If you’re somewhat design curious, the PDF guide reveals many more subtle changes in greater depth which all adds up to a more refined look for Bing Maps.
Although the website has already been updated, it appears the mobile tileset for Windows Phone 7 has yet to be refreshed. Hopefully that will come sooner than later.
Since spending quite a bit of time on the roads last week, I was desperate for an aesthetically pleasing speedometer app for Windows Phone 7. After sampling the Marketplace, I realized sometimes you just have to get down and dirty to make an app just the way you want.
Having read, written about and evangelized the WP7 development ecosystem for a while now, it’s always good to walk the walk. With MSDN documentation in one hand and Visual Studio in the other, my first app “Speedo Plus” is now available in the Marketplace.
As anyone who’s seen my code would attest to my amateur C# skills, I make no guarantees on the quality of the code except for the fact that it works, or at least have fooled myself and the Marketplace testers. The design and UX however I do make guarantees about.
The tools were great, documentation was a little patchy but making it was a lot of fun, even though certification was frustratingly unpredictable (i.e. the same app passed and failed on policy 2.7.3).
The app is essentially free. The trial is fully featured and does not display ads. Buy the app for US$0.99 only if you want to support me and I look forward to everyone’s feedback.

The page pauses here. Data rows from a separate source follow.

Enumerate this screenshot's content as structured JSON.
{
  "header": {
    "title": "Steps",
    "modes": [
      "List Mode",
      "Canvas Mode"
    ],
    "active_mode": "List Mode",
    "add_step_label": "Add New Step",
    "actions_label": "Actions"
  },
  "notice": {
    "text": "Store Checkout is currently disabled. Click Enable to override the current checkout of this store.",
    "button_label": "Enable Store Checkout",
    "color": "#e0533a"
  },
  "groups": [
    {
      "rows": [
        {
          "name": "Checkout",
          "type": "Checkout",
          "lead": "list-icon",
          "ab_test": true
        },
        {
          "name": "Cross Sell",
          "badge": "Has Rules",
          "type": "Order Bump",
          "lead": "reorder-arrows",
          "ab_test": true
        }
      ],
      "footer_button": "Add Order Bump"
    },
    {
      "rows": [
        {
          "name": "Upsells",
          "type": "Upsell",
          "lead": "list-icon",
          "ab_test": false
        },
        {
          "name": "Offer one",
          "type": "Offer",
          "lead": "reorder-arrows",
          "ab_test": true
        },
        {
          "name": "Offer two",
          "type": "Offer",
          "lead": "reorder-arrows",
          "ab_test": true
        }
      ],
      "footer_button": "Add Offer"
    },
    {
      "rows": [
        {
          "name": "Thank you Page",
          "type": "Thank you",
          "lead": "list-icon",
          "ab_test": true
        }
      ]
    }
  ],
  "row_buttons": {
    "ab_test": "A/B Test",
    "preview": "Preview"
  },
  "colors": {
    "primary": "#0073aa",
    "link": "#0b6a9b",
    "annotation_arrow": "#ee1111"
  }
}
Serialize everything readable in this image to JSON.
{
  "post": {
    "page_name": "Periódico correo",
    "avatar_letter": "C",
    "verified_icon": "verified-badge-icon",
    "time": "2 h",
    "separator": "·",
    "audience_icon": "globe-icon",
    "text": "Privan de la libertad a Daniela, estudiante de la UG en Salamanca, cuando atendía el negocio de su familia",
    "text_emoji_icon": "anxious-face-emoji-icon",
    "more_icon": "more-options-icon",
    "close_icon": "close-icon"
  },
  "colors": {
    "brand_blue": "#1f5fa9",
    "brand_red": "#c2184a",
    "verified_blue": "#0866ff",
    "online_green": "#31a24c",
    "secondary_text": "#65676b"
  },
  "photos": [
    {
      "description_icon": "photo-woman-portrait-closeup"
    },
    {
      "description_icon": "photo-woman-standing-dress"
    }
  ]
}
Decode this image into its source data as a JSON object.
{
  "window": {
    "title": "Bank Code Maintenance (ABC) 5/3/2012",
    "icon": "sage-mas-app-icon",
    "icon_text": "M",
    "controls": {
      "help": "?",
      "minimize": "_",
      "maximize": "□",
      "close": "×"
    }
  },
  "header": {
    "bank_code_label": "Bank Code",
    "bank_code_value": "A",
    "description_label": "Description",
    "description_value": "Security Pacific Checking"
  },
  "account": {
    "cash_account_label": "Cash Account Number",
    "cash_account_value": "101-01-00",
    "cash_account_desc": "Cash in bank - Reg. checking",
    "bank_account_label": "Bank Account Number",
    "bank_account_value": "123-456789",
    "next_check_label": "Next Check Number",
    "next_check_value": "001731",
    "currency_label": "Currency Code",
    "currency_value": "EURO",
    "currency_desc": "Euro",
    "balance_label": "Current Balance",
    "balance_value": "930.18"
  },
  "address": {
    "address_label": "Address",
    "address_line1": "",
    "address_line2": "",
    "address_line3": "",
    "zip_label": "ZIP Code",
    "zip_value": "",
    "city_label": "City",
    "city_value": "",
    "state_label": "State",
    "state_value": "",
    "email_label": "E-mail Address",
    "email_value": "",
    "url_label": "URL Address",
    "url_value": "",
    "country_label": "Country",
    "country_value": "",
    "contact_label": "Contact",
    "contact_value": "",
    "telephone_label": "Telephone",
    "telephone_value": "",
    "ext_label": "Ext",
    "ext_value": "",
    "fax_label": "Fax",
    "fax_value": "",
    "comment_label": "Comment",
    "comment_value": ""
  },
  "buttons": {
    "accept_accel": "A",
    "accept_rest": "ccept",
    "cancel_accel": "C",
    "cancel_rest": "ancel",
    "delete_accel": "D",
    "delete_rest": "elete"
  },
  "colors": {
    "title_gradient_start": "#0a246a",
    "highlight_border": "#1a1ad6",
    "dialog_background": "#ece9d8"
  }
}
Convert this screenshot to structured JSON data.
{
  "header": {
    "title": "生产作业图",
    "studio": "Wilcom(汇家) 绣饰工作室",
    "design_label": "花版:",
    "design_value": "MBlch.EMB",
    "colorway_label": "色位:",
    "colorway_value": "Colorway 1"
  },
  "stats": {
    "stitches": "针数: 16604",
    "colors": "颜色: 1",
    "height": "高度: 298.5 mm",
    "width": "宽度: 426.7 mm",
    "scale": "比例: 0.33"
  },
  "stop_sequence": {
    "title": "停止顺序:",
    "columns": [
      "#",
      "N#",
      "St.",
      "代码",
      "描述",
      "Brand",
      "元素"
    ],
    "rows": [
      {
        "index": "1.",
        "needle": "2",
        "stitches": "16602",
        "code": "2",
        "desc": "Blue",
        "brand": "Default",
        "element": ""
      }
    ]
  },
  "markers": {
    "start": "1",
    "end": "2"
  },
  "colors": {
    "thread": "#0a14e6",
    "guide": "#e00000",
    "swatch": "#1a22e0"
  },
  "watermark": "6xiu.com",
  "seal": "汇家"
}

User experience entrepreneur
I'm a person and stuff. Mostly person, sometimes stuff. Proud introvert.
I make stuff people love to use: PTVGlass Melbourne bus, tram & train timetable on Google Glass, Map2Glass type and send addresses to Google Glass, Omny personal radio, listen to the web with SoundGecko, Twitter for Windows MetroTwit, Speedo Plus Windows Phone app, Bing Image Archive and Windows UI Taskforce crowdsourced bug tracker.